*** Supplied records ***
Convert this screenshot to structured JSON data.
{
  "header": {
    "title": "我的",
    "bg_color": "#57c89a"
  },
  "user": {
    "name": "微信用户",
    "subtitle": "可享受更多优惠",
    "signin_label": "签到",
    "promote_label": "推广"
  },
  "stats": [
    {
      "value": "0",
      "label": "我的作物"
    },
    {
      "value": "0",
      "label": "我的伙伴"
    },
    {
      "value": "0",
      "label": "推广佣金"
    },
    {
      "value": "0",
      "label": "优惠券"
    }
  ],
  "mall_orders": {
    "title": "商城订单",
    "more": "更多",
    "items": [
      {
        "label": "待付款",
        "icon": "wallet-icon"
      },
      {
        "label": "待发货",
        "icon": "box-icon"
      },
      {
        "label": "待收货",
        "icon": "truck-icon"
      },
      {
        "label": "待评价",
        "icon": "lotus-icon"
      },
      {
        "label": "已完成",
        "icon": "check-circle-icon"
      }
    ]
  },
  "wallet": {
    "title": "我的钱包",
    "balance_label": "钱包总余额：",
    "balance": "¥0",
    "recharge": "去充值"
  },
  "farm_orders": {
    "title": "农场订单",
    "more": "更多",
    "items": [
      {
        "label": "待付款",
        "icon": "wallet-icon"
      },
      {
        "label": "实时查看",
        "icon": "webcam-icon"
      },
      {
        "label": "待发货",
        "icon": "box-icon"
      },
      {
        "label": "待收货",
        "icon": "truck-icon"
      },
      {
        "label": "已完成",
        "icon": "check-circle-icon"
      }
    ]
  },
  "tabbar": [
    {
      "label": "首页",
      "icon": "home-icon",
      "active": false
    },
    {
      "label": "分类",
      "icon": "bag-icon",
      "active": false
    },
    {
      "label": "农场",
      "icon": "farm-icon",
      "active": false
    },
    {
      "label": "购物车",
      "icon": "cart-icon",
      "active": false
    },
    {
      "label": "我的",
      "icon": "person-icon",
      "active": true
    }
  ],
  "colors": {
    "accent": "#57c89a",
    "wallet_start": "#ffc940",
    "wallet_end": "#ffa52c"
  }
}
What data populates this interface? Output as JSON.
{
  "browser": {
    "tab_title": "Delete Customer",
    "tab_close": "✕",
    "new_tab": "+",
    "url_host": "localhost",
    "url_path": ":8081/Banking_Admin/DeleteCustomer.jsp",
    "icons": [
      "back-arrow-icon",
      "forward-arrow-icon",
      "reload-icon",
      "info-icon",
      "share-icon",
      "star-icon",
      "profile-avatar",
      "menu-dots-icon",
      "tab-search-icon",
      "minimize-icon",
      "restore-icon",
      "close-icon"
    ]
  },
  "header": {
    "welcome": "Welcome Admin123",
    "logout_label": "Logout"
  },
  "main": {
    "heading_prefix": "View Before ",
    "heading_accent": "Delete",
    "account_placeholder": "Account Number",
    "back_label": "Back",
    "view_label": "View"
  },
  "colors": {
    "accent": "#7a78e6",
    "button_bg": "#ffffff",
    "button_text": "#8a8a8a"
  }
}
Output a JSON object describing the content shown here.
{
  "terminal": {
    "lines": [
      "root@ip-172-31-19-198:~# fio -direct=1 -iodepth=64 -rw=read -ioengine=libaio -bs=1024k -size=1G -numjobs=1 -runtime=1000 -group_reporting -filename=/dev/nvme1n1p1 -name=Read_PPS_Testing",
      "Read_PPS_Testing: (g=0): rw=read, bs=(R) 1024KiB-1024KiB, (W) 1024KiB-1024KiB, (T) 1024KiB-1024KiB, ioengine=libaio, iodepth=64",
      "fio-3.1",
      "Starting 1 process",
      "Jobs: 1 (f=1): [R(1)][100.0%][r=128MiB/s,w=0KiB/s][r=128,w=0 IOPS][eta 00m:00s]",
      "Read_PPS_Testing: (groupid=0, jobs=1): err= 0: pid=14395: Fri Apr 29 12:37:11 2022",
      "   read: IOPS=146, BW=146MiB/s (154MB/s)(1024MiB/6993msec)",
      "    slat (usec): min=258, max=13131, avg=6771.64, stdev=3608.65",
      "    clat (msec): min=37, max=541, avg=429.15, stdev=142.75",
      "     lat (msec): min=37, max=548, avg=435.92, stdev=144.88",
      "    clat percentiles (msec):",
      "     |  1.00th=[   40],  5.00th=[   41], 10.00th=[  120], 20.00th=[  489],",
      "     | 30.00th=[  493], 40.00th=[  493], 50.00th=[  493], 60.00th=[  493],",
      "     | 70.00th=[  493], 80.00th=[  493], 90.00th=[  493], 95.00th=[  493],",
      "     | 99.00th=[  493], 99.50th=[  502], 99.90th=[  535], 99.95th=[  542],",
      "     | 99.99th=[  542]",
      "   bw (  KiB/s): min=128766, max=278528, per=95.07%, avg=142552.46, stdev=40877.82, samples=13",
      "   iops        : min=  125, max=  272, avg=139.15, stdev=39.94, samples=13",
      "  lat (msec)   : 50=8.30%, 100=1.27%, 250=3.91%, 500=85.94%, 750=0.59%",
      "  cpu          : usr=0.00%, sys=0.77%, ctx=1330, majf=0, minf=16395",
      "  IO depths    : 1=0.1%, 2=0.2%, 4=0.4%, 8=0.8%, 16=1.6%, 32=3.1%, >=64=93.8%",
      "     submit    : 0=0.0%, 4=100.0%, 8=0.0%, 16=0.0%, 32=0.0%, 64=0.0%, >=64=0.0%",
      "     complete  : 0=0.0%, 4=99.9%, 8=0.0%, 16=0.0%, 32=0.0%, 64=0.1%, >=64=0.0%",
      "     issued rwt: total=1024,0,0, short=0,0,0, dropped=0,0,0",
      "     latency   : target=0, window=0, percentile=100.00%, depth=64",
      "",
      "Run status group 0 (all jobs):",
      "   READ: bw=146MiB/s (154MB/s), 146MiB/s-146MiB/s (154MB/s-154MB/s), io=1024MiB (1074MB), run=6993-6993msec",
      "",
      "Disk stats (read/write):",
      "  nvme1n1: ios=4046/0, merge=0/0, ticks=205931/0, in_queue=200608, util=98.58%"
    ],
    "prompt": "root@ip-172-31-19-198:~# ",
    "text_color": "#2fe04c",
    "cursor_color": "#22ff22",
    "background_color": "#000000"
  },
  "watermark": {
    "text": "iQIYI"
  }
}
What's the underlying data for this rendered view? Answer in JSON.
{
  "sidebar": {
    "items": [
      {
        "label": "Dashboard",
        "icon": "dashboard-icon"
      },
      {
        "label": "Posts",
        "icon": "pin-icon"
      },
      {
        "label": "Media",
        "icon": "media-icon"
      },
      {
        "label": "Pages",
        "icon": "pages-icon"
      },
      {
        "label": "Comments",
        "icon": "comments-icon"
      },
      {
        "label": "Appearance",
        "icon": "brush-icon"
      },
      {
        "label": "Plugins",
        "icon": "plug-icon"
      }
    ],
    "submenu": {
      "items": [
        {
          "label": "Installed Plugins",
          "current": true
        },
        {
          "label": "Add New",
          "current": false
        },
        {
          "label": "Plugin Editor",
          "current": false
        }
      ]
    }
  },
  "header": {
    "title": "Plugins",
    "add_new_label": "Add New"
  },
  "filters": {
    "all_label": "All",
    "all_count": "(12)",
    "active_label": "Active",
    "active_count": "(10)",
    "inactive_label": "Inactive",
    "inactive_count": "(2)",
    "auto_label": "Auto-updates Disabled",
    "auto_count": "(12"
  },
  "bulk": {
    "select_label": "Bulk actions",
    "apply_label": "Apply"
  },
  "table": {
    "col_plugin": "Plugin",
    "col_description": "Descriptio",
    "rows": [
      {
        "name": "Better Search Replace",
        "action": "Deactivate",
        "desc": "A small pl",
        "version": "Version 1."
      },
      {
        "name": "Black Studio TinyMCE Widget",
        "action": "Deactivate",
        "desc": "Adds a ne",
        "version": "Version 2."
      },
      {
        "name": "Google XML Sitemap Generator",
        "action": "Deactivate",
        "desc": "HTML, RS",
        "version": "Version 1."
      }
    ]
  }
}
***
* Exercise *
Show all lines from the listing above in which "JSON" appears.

* Response to this task *
Convert this screenshot to structured JSON data.
What data populates this interface? Output as JSON.
Output a JSON object describing the content shown here.
What's the underlying data for this rendered view? Answer in JSON.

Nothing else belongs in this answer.